- EXCERPTED DATA -
- - -

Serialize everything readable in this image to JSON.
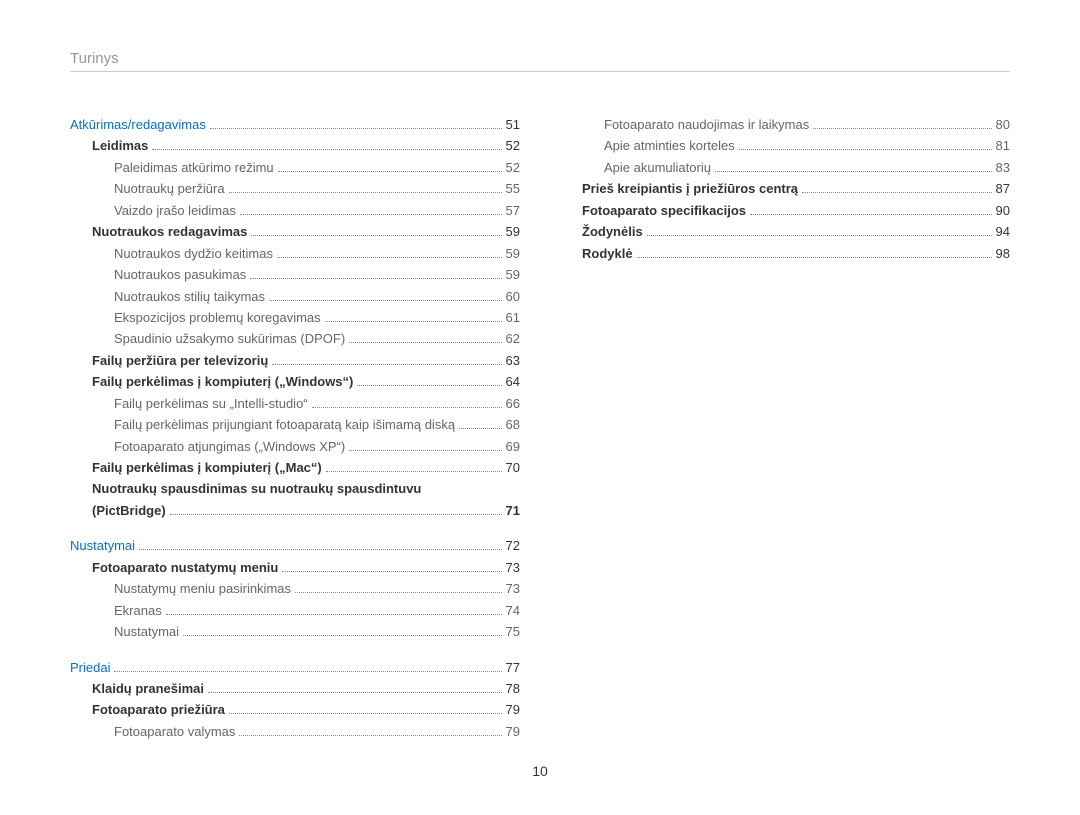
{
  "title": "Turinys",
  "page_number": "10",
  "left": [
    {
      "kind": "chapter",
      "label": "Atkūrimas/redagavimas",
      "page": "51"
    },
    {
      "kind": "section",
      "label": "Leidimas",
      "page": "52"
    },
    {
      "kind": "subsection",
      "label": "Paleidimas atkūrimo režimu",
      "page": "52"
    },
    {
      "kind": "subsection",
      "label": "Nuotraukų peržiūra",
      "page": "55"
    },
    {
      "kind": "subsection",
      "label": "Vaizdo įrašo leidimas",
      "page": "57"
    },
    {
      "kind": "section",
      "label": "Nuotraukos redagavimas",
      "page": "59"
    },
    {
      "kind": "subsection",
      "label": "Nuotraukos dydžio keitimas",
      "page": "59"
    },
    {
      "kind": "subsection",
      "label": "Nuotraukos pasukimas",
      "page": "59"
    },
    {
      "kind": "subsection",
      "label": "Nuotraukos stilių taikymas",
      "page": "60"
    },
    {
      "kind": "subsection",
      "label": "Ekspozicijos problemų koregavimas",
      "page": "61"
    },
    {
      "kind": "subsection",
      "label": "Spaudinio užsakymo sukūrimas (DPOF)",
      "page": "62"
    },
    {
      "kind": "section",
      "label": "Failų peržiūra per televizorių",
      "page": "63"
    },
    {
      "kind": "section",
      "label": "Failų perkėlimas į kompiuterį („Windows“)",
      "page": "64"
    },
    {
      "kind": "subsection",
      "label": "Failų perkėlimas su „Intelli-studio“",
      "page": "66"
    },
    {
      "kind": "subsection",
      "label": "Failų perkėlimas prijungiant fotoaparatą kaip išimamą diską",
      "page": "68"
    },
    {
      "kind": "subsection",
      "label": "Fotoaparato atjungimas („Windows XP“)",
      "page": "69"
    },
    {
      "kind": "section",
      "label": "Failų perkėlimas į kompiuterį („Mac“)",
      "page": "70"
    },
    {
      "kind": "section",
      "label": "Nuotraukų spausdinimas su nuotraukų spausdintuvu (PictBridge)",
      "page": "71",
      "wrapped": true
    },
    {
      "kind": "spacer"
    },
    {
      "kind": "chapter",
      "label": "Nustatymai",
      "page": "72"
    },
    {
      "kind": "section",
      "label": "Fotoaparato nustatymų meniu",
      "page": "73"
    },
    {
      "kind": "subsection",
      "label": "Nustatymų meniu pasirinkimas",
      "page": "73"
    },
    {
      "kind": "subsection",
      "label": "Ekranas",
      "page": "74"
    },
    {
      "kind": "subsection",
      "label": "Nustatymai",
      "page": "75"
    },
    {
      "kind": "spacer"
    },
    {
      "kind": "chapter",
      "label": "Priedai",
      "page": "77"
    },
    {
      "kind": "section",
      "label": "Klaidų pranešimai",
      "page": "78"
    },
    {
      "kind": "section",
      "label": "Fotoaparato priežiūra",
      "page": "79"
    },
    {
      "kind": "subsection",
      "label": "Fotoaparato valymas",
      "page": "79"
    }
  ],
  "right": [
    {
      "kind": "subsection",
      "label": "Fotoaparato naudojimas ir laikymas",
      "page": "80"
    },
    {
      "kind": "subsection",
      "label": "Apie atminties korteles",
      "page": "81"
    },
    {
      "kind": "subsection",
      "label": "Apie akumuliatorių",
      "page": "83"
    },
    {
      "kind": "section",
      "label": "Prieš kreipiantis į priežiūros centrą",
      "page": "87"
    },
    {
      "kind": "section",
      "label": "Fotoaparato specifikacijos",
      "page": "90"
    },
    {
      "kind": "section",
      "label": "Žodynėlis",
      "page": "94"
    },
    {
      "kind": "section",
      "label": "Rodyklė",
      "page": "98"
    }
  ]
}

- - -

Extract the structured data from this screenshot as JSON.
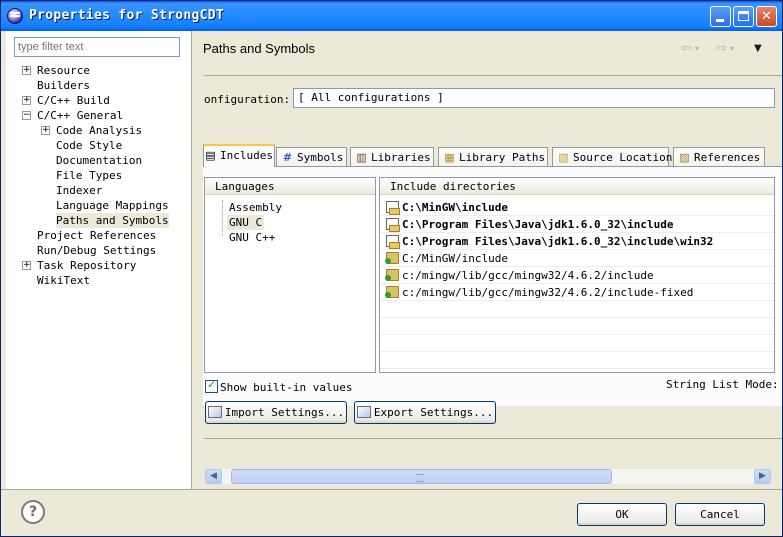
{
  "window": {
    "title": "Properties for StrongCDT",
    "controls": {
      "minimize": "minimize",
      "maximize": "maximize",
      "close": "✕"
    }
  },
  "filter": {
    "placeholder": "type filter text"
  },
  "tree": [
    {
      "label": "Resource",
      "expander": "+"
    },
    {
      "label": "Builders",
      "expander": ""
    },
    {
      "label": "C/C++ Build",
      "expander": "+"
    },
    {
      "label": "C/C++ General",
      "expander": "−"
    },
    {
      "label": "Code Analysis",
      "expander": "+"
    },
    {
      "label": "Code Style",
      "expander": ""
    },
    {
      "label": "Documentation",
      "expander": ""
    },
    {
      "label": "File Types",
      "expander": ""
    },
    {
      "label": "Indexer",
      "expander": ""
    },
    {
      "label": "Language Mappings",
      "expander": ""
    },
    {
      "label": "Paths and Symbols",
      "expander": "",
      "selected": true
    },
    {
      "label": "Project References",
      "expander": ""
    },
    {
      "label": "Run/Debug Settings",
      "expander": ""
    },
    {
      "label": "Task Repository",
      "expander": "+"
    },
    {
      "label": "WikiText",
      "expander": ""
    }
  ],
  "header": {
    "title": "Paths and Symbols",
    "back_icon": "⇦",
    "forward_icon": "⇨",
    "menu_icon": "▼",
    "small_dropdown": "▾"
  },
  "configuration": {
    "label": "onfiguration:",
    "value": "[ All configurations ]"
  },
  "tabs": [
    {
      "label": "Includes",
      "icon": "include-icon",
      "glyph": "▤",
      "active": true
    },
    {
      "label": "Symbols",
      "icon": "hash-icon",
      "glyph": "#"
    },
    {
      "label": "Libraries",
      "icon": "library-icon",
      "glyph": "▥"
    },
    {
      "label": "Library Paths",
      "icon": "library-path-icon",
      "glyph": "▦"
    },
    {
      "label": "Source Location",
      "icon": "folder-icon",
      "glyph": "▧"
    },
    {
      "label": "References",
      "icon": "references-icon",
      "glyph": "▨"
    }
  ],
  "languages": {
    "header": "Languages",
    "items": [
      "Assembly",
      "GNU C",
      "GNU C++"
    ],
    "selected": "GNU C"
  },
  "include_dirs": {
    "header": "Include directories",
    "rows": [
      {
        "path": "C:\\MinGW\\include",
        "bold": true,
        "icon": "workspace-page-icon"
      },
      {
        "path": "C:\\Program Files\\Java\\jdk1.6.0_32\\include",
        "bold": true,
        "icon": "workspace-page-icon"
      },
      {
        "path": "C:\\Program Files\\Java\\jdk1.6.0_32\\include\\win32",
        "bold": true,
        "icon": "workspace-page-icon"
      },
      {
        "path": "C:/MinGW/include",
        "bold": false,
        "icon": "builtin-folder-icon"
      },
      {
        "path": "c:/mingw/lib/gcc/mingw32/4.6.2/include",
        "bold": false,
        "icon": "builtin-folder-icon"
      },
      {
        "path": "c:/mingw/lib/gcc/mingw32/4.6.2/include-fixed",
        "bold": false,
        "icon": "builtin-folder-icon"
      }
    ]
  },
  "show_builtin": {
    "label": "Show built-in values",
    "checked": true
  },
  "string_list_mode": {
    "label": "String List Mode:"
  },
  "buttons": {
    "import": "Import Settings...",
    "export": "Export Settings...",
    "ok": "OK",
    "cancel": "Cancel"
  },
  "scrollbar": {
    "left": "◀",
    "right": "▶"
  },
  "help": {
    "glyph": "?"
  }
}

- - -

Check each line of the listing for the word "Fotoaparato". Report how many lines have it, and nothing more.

- COMPLETED TASK -
6